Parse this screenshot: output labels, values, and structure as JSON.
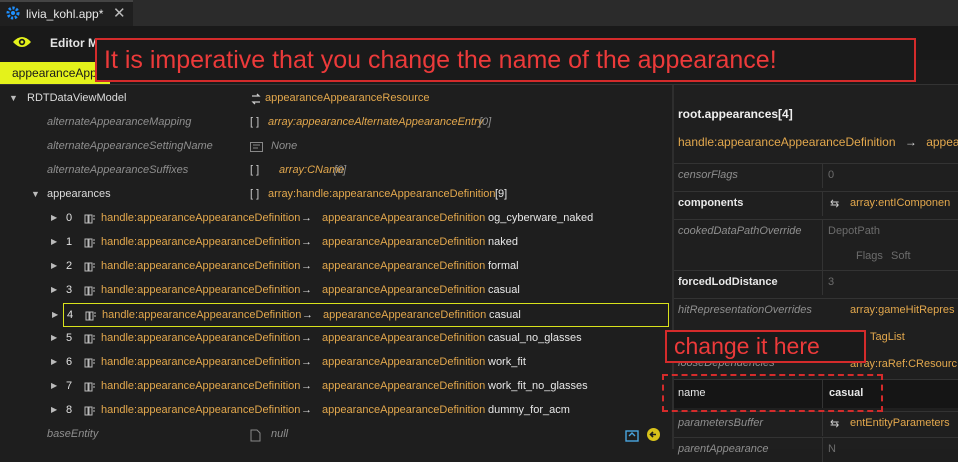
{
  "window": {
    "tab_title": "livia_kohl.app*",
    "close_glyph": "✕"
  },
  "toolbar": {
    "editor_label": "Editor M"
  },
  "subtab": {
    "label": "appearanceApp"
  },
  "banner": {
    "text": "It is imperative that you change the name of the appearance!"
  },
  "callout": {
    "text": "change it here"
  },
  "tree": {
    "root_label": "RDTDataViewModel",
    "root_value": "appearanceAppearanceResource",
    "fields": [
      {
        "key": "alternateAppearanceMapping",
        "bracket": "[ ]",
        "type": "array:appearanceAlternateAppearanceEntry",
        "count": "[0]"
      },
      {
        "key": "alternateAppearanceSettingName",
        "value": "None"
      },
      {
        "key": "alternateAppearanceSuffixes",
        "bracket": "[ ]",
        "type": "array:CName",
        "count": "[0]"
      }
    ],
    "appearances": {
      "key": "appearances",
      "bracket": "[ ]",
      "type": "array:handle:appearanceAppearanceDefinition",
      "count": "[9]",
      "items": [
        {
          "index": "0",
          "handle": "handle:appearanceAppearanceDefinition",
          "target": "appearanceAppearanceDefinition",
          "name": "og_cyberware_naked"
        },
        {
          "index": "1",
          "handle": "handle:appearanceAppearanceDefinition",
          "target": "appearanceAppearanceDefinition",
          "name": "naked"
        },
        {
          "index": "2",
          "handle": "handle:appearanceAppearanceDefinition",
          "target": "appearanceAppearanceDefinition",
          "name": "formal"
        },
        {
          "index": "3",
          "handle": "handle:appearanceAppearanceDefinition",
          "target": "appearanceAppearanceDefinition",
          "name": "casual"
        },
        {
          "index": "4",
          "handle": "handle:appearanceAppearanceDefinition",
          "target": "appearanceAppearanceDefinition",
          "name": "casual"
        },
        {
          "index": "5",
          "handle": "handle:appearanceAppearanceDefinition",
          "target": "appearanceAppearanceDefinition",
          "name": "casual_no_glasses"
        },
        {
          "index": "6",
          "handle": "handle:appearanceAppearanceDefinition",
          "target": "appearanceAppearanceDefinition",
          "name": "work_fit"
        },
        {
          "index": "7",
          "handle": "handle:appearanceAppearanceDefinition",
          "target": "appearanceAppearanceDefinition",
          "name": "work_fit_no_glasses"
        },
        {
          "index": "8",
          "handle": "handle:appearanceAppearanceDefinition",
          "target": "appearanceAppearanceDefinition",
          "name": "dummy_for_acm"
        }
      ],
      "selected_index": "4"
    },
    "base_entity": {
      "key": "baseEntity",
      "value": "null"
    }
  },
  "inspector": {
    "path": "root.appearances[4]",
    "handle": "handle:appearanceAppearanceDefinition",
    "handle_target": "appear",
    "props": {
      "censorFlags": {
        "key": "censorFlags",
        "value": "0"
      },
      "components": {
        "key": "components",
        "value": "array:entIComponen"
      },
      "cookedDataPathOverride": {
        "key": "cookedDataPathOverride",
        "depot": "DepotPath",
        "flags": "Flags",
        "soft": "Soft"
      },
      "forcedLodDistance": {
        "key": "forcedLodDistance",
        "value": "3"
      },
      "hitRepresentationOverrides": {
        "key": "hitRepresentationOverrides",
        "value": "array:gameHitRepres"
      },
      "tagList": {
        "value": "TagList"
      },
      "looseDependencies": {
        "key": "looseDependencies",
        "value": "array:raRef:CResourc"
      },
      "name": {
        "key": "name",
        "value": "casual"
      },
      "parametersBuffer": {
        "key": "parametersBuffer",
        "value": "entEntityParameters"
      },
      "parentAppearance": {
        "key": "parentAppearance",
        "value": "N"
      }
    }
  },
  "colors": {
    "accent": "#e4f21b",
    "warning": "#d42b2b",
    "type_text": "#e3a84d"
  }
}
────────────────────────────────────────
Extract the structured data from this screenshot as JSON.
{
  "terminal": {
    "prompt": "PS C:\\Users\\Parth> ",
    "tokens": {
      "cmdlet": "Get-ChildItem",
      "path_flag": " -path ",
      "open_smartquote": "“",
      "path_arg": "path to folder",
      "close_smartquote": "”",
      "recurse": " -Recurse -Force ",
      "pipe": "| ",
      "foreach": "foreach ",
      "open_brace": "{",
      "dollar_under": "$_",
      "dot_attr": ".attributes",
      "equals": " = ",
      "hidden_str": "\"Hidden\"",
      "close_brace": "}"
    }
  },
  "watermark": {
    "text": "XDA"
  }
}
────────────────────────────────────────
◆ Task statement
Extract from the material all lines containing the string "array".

◆ Finished exercise
        "type": "array:appearanceAlternateAppearanceEntry",
        "type": "array:CName",
      "type": "array:handle:appearanceAppearanceDefinition",
        "value": "array:entIComponen"
        "value": "array:gameHitRepres"
        "value": "array:raRef:CResourc"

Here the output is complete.